I started using the program “Clooz” by Liz Kelly Kerstens to document my genealogy documents, photos and hard copy records seven or eight years ago. The need for a documents database became all too apparent when I spent more time finding source documents in my files to support questions from people visiting my genealogy site than it sometimes took to obtain a new duplicate document.
In a recent post, I wrote about the size of my document collection that details the problem of ‘quantity’.
Adopting a numbering system and recording the documents in Clooz resolved the problem. I don’t remember the exact idea source of the system I use, but think it came from an old training video that featured Liz.
Given that background, I highly recommend using Clooz to document your own genealogy documents.
I use the system described below to number my documents, record them and include the document reference numbers in my Legacy database. Remember that numbers are just reference points in this system and have no other logic other than category names.
After installing Clooz, I imported a GEDCOM file from my database to create a People Table. When you start using Clooz, decide what records you want in your GEDCOM. All of your genealogy database? … or another groupings such as only direct ancestors and their families.
My suggestion: Export a GEDCOM of your full genealogy database so you can associate all source documents for them in your Clooz database.
In the screencap below, note all of the default types of documents in Clooz. Double click on the images to see them in full size.

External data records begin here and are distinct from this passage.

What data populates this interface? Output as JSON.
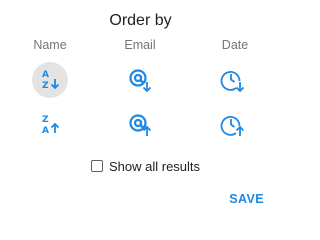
{
  "dialog": {
    "title": "Order by",
    "columns": {
      "name": "Name",
      "email": "Email",
      "date": "Date"
    },
    "sort_buttons": {
      "name_ascending": {
        "icon": "sort-alpha-ascending-icon",
        "letters_top": "A",
        "letters_bottom": "Z",
        "selected": true
      },
      "name_descending": {
        "icon": "sort-alpha-descending-icon",
        "letters_top": "Z",
        "letters_bottom": "A",
        "selected": false
      },
      "email_ascending": {
        "icon": "email-sort-down-icon",
        "selected": false
      },
      "email_descending": {
        "icon": "email-sort-up-icon",
        "selected": false
      },
      "date_ascending": {
        "icon": "clock-sort-down-icon",
        "selected": false
      },
      "date_descending": {
        "icon": "clock-sort-up-icon",
        "selected": false
      }
    },
    "show_all": {
      "label": "Show all results",
      "checked": false
    },
    "save_label": "SAVE",
    "accent_color": "#1e88e5"
  }
}
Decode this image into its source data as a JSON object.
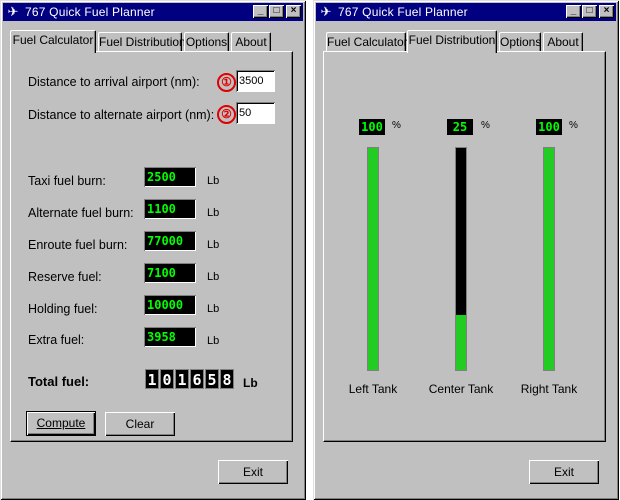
{
  "app": {
    "title": "767 Quick Fuel Planner"
  },
  "tabs": {
    "calc": "Fuel Calculator",
    "dist": "Fuel Distribution",
    "options": "Options",
    "about": "About"
  },
  "calculator": {
    "arrival_label": "Distance to arrival airport (nm):",
    "arrival_badge": "①",
    "arrival_value": "3500",
    "alternate_label": "Distance to alternate airport (nm):",
    "alternate_badge": "②",
    "alternate_value": "50",
    "rows": [
      {
        "label": "Taxi fuel burn:",
        "value": "2500",
        "unit": "Lb"
      },
      {
        "label": "Alternate fuel burn:",
        "value": "1100",
        "unit": "Lb"
      },
      {
        "label": "Enroute fuel burn:",
        "value": "77000",
        "unit": "Lb"
      },
      {
        "label": "Reserve fuel:",
        "value": "7100",
        "unit": "Lb"
      },
      {
        "label": "Holding fuel:",
        "value": "10000",
        "unit": "Lb"
      },
      {
        "label": "Extra fuel:",
        "value": "3958",
        "unit": "Lb"
      }
    ],
    "total_label": "Total fuel:",
    "total_digits": [
      "1",
      "0",
      "1",
      "6",
      "5",
      "8"
    ],
    "total_unit": "Lb",
    "compute_label": "Compute",
    "clear_label": "Clear"
  },
  "distribution": {
    "tanks": [
      {
        "name": "Left Tank",
        "percent": "100",
        "level": 1.0
      },
      {
        "name": "Center Tank",
        "percent": "25",
        "level": 0.25
      },
      {
        "name": "Right Tank",
        "percent": "100",
        "level": 1.0
      }
    ],
    "percent_symbol": "%"
  },
  "exit_label": "Exit",
  "colors": {
    "titlebar": "#000080",
    "window": "#c0c0c0",
    "led": "#00ff00",
    "tank_fill": "#22cc22"
  }
}
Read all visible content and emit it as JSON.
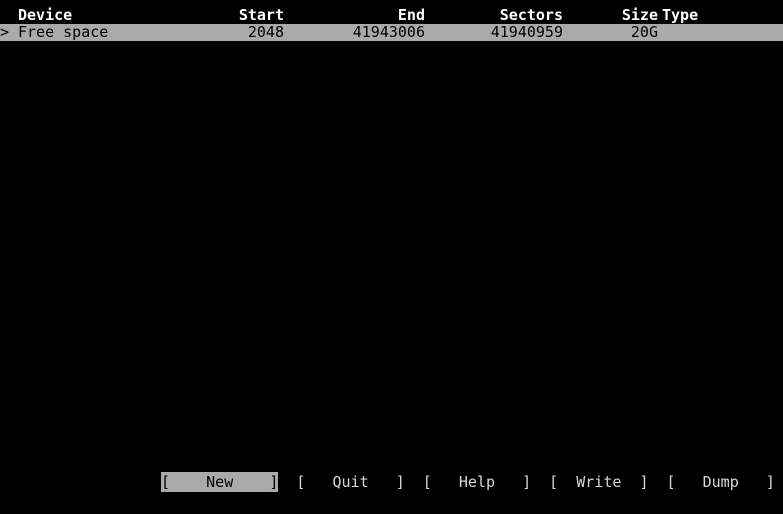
{
  "app": {
    "name": "cfdisk",
    "background_color": "#000000",
    "foreground_color": "#d8d8d8",
    "highlight_background_color": "#aaaaaa",
    "highlight_foreground_color": "#000000",
    "header_color": "#ffffff"
  },
  "table": {
    "columns": [
      {
        "key": "device",
        "label": "Device"
      },
      {
        "key": "start",
        "label": "Start"
      },
      {
        "key": "end",
        "label": "End"
      },
      {
        "key": "sectors",
        "label": "Sectors"
      },
      {
        "key": "size",
        "label": "Size"
      },
      {
        "key": "type",
        "label": "Type"
      }
    ],
    "rows": [
      {
        "marker": ">",
        "device": "Free space",
        "start": "2048",
        "end": "41943006",
        "sectors": "41940959",
        "size": "20G",
        "type": "",
        "selected": true
      }
    ]
  },
  "menu": {
    "items": [
      {
        "id": "new",
        "bracket_open": "[",
        "label": "New",
        "bracket_close": "]",
        "selected": true,
        "text": "[    New    ]"
      },
      {
        "id": "quit",
        "bracket_open": "[",
        "label": "Quit",
        "bracket_close": "]",
        "selected": false,
        "text": "[   Quit   ]"
      },
      {
        "id": "help",
        "bracket_open": "[",
        "label": "Help",
        "bracket_close": "]",
        "selected": false,
        "text": "[   Help   ]"
      },
      {
        "id": "write",
        "bracket_open": "[",
        "label": "Write",
        "bracket_close": "]",
        "selected": false,
        "text": "[  Write  ]"
      },
      {
        "id": "dump",
        "bracket_open": "[",
        "label": "Dump",
        "bracket_close": "]",
        "selected": false,
        "text": "[   Dump   ]"
      }
    ]
  }
}
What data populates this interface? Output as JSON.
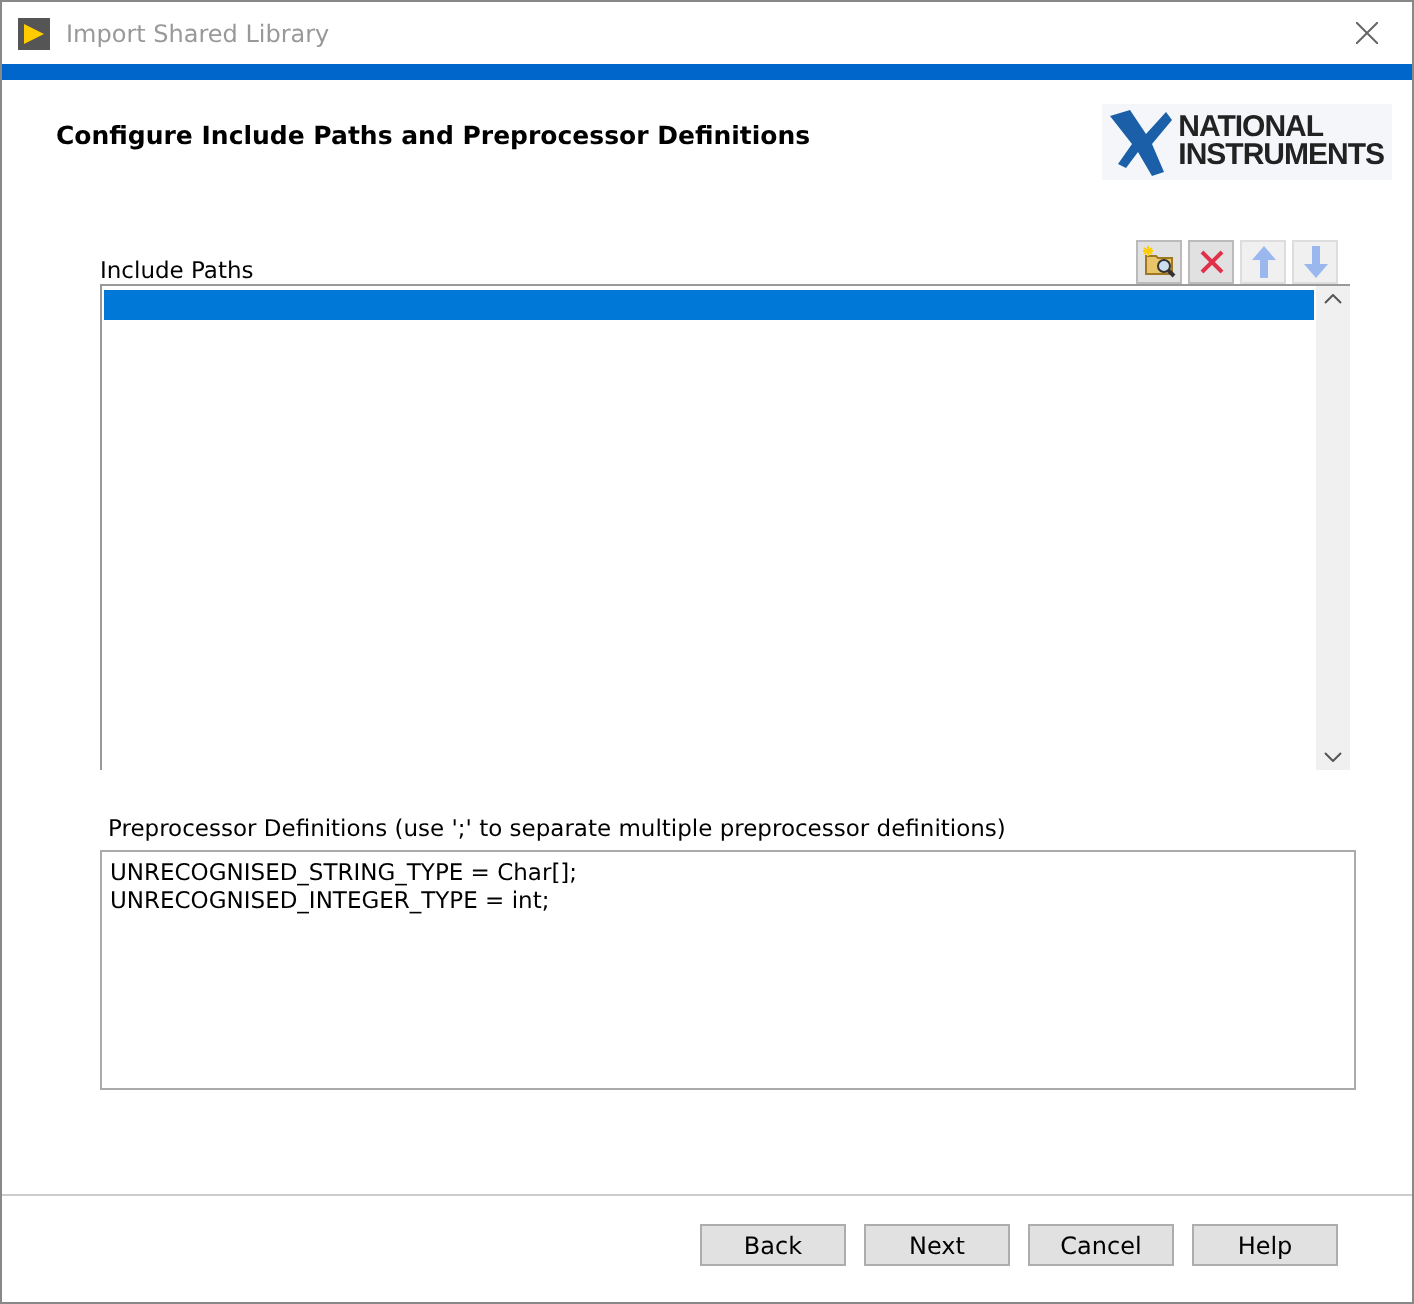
{
  "window": {
    "title": "Import Shared Library"
  },
  "header": {
    "title": "Configure Include Paths and Preprocessor Definitions",
    "logo": [
      "NATIONAL",
      "INSTRUMENTS"
    ]
  },
  "include_paths": {
    "label": "Include Paths",
    "toolbar": [
      {
        "kind": "add",
        "disabled": false
      },
      {
        "kind": "delete",
        "disabled": false
      },
      {
        "kind": "up",
        "disabled": true
      },
      {
        "kind": "down",
        "disabled": true
      }
    ],
    "rows": [
      {
        "text": "",
        "selected": true
      }
    ]
  },
  "definitions": {
    "label": "Preprocessor Definitions (use ';' to separate multiple preprocessor definitions)",
    "lines": [
      "UNRECOGNISED_STRING_TYPE = Char[];",
      "UNRECOGNISED_INTEGER_TYPE = int;"
    ]
  },
  "buttons": [
    "Back",
    "Next",
    "Cancel",
    "Help"
  ]
}
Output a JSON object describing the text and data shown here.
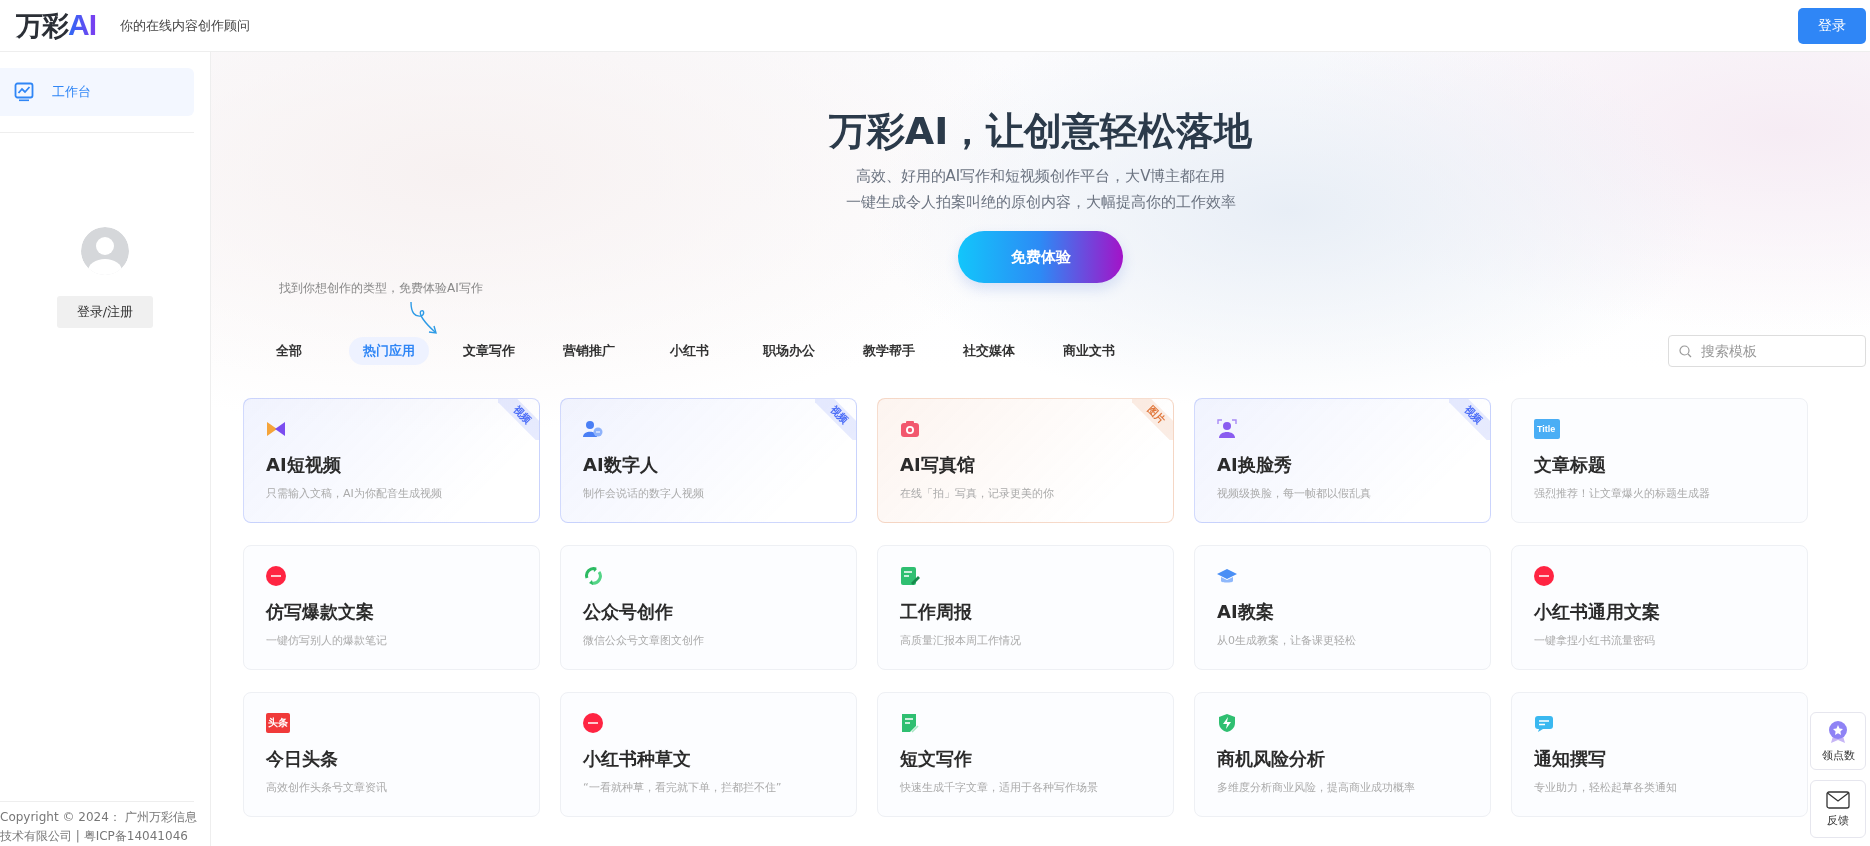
{
  "header": {
    "logo": {
      "text": "万彩",
      "mark": "AI"
    },
    "tagline": "你的在线内容创作顾问",
    "login_button": "登录"
  },
  "sidebar": {
    "items": [
      {
        "label": "工作台",
        "selected": true
      }
    ],
    "login_register": "登录/注册",
    "footer": "Copyright © 2024： 广州万彩信息技术有限公司 | 粤ICP备14041046"
  },
  "hero": {
    "title": "万彩AI，让创意轻松落地",
    "subtitle_lines": [
      "高效、好用的AI写作和短视频创作平台，大V博主都在用",
      "一键生成令人拍案叫绝的原创内容，大幅提高你的工作效率"
    ],
    "cta": "免费体验",
    "hint": "找到你想创作的类型，免费体验AI写作"
  },
  "tabs": [
    {
      "label": "全部",
      "selected": false
    },
    {
      "label": "热门应用",
      "selected": true
    },
    {
      "label": "文章写作",
      "selected": false
    },
    {
      "label": "营销推广",
      "selected": false
    },
    {
      "label": "小红书",
      "selected": false
    },
    {
      "label": "职场办公",
      "selected": false
    },
    {
      "label": "教学帮手",
      "selected": false
    },
    {
      "label": "社交媒体",
      "selected": false
    },
    {
      "label": "商业文书",
      "selected": false
    }
  ],
  "search": {
    "placeholder": "搜索模板"
  },
  "cards": [
    {
      "kind": "play",
      "title": "AI短视频",
      "description": "只需输入文稿，AI为你配音生成视频",
      "badge": {
        "text": "视频",
        "color": "#4a6cf7"
      }
    },
    {
      "kind": "person",
      "title": "AI数字人",
      "description": "制作会说话的数字人视频",
      "badge": {
        "text": "视频",
        "color": "#4a6cf7"
      }
    },
    {
      "kind": "camera",
      "title": "AI写真馆",
      "description": "在线「拍」写真，记录更美的你",
      "badge": {
        "text": "图片",
        "color": "#e0763a"
      }
    },
    {
      "kind": "face",
      "title": "AI换脸秀",
      "description": "视频级换脸，每一帧都以假乱真",
      "badge": {
        "text": "视频",
        "color": "#4a6cf7"
      }
    },
    {
      "kind": "title",
      "icon_text": "Title",
      "title": "文章标题",
      "description": "强烈推荐！让文章爆火的标题生成器"
    },
    {
      "kind": "xhs",
      "title": "仿写爆款文案",
      "description": "一键仿写别人的爆款笔记"
    },
    {
      "kind": "wechat",
      "title": "公众号创作",
      "description": "微信公众号文章图文创作"
    },
    {
      "kind": "report",
      "title": "工作周报",
      "description": "高质量汇报本周工作情况"
    },
    {
      "kind": "cap",
      "title": "AI教案",
      "description": "从0生成教案，让备课更轻松"
    },
    {
      "kind": "xhs",
      "title": "小红书通用文案",
      "description": "一键拿捏小红书流量密码"
    },
    {
      "kind": "toutiao",
      "icon_text": "头条",
      "title": "今日头条",
      "description": "高效创作头条号文章资讯"
    },
    {
      "kind": "xhs",
      "title": "小红书种草文",
      "description": "“一看就种草，看完就下单，拦都拦不住”"
    },
    {
      "kind": "note",
      "title": "短文写作",
      "description": "快速生成千字文章，适用于各种写作场景"
    },
    {
      "kind": "shield",
      "title": "商机风险分析",
      "description": "多维度分析商业风险，提高商业成功概率"
    },
    {
      "kind": "chat",
      "title": "通知撰写",
      "description": "专业助力，轻松起草各类通知"
    }
  ],
  "float_buttons": [
    {
      "kind": "points",
      "label": "领点数"
    },
    {
      "kind": "feedback",
      "label": "反馈"
    }
  ]
}
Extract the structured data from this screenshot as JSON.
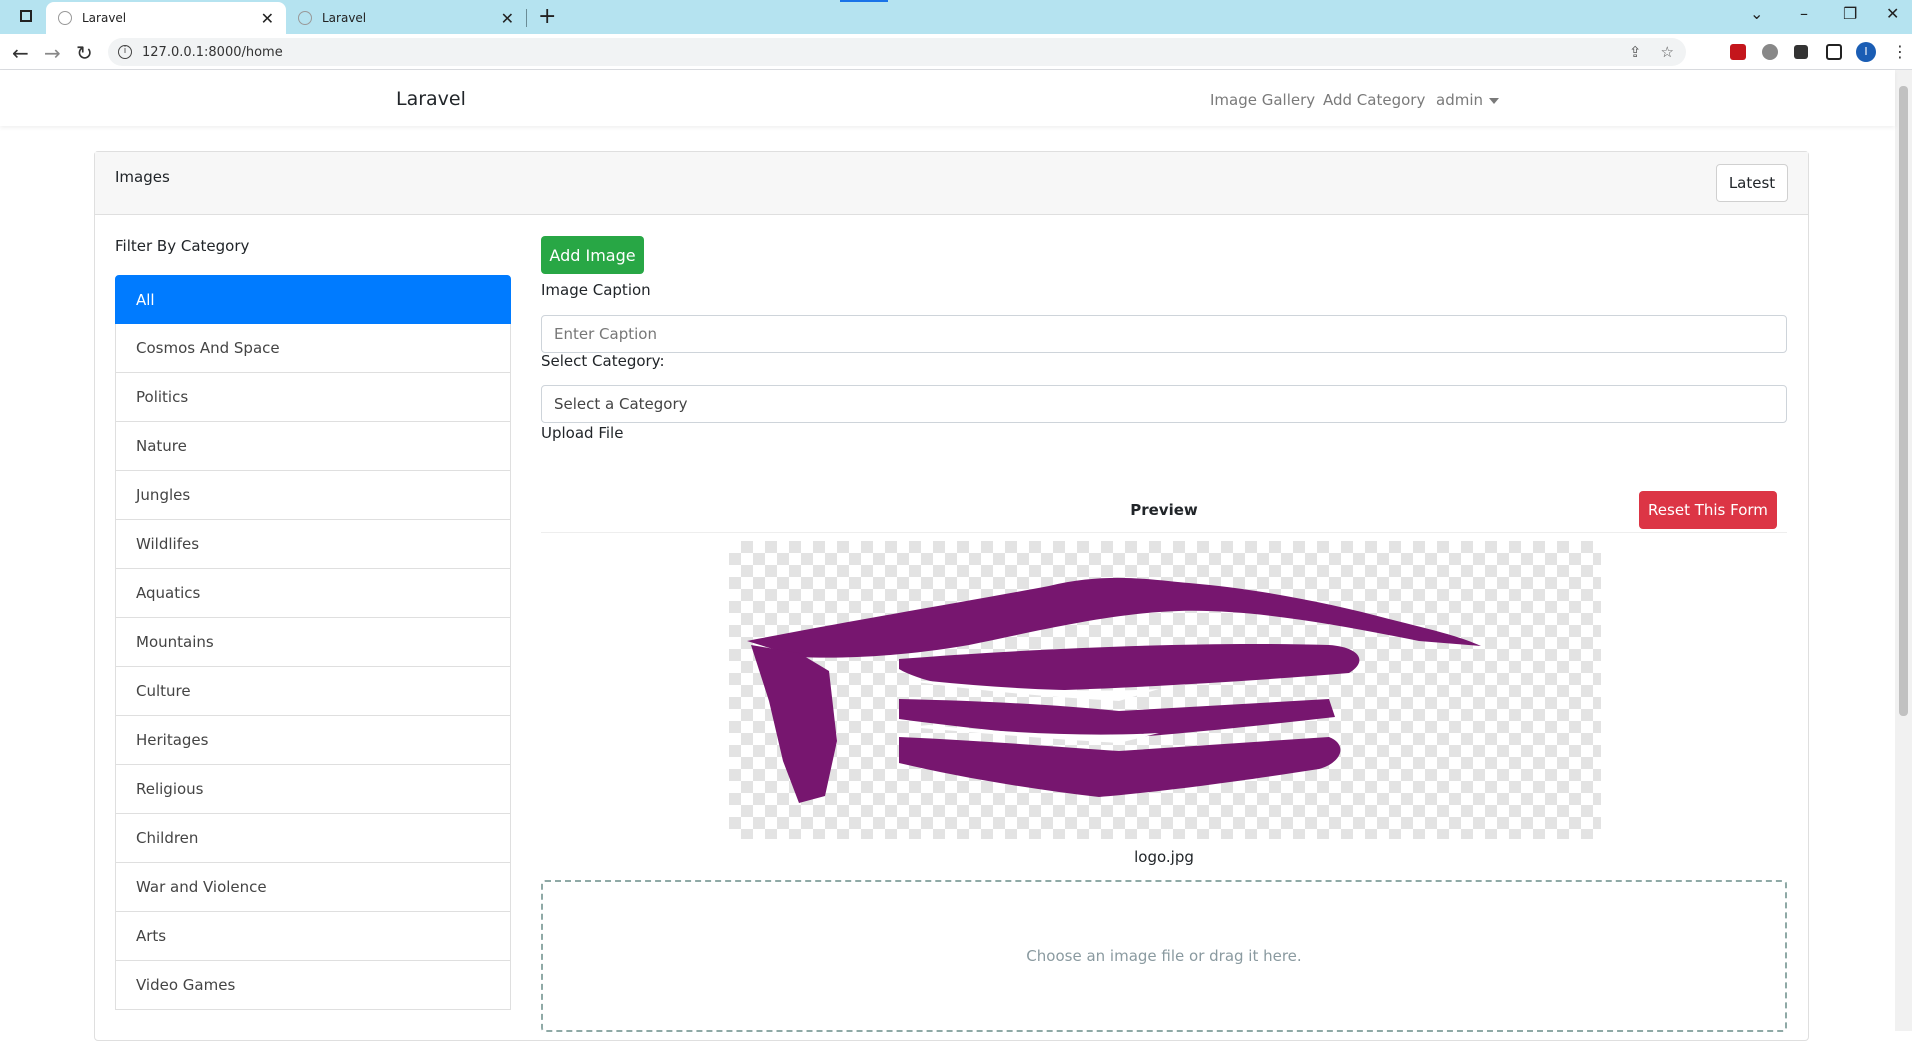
{
  "browser": {
    "tabs": [
      {
        "title": "Laravel",
        "active": true
      },
      {
        "title": "Laravel",
        "active": false
      }
    ],
    "url": "127.0.0.1:8000/home",
    "profile_initial": "I"
  },
  "navbar": {
    "brand": "Laravel",
    "links": [
      "Image Gallery",
      "Add Category"
    ],
    "user": "admin"
  },
  "card": {
    "title": "Images",
    "latest_label": "Latest"
  },
  "filter": {
    "title": "Filter By Category",
    "categories": [
      "All",
      "Cosmos And Space",
      "Politics",
      "Nature",
      "Jungles",
      "Wildlifes",
      "Aquatics",
      "Mountains",
      "Culture",
      "Heritages",
      "Religious",
      "Children",
      "War and Violence",
      "Arts",
      "Video Games"
    ],
    "active_index": 0
  },
  "form": {
    "add_label": "Add Image",
    "caption_label": "Image Caption",
    "caption_placeholder": "Enter Caption",
    "category_label": "Select Category:",
    "category_value": "Select a Category",
    "upload_label": "Upload File",
    "preview_label": "Preview",
    "reset_label": "Reset This Form",
    "filename": "logo.jpg",
    "dropzone_text": "Choose an image file or drag it here."
  },
  "colors": {
    "primary": "#007bff",
    "success": "#28a745",
    "danger": "#dc3545",
    "logo": "#77166f"
  }
}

In the next example, I’ve created a Birth source entry in Clooz that references the original birth record for one of my ancestors. Note that the document is also associated with other members of her family that are mentioned in it. I opted to number my Birth records category with Births 0001. I’ll talk more about numbering later in this article.
When I created a source in Legacy for her record, I included the Birth File ID from Clooz as shown below. The birth record number shows in exports of her record, both digital and in hardcopy. When someone asks for proof of my source, I no longer have to go through multiple drawers and hanging files to find the original source document. In the above example, I opened the record in Legacy to get the source document number then opened the binder labeled “Births 1 – 200” and flipped to document number “Birth 0018”.
The next example shows a Death Record number added to a source in Legacy.
Below is a Marriage Record in Clooz that references all of the people associated with it. Note that you can point the Clooz record to the source document image on your computer.
I no longer worry about filing my Source Documents alphabetically, but rather just assign the next number to them in the appropriate category. In this Clooz and actual Source Document example, the Marriage Certificate is numbered “Marriage 0015”
Each of my source documents is stored in acid-free sheet protectors inside a Wilson-Jones binder with hard plastic covers. I put two source documents in each sheet protector back-to-back and then create a label for each record number, attaching it to the front of the sheet protector, thus the label on the back of this example reads “Marriage 0016”.
All of my binders are stored standing vertically on bookshelves in cool, dark locations. You can usually get 200 documents in sheet protectors in a 3” binder, but that number will change depending on document thickness associated with folded or non-standard sizes, etc.
When I started my numbering system, I opted to use a four-digit number thinking that I’d never obtain more than 9999 Birth Certificates. Now that I’m approaching that number, I wish that I’d started using a five-digit number.
Each category in my filing system uses a four-digit number field. I keep a full report from Clooz in the front of each of my binders as a quick hardcopy reference. I don’t worry about updating the reports in the binders with lower document numbers because they don’t change over time. The numbering system simply adds new numbers to the list, thus I only print new reports when the binder contains new documents since the last report.
Because the system works so well, I use it for almost every source document except a few ‘odd-ball’ items like a drivers license, military insignia, etc., but I could easily create a category for them in Clooz and number them similarly if needed.
Categories in my Clooz database include:
- Several others for less populated groups.
A side benefit from this effort is the involvement of our grandchildren the documents and storage process. I save the original documents in sheet protectors with a post-it-note on the front listing the number that should be assigned to it in the Clooz database.
Some of them are old enough to enter data into Clooz and take on that task. Others are too young but enjoy creating the labels and attaching them to the sheet protectors.
Their over-night stays almost always include an hour or so helping grandpa with the family records. The activity provides a chance for us to talk about our ancestral families and for me to teach them a little more about doing genealogical research.
Everyone wins. We get time together and hopefully, the “genealogy bug” will infect them sufficiently that they will assume our ancestral quest when I’m no longer on the scene. Additionally, they all know how to take care of their own records and those of their future families. Good stuff all the way around.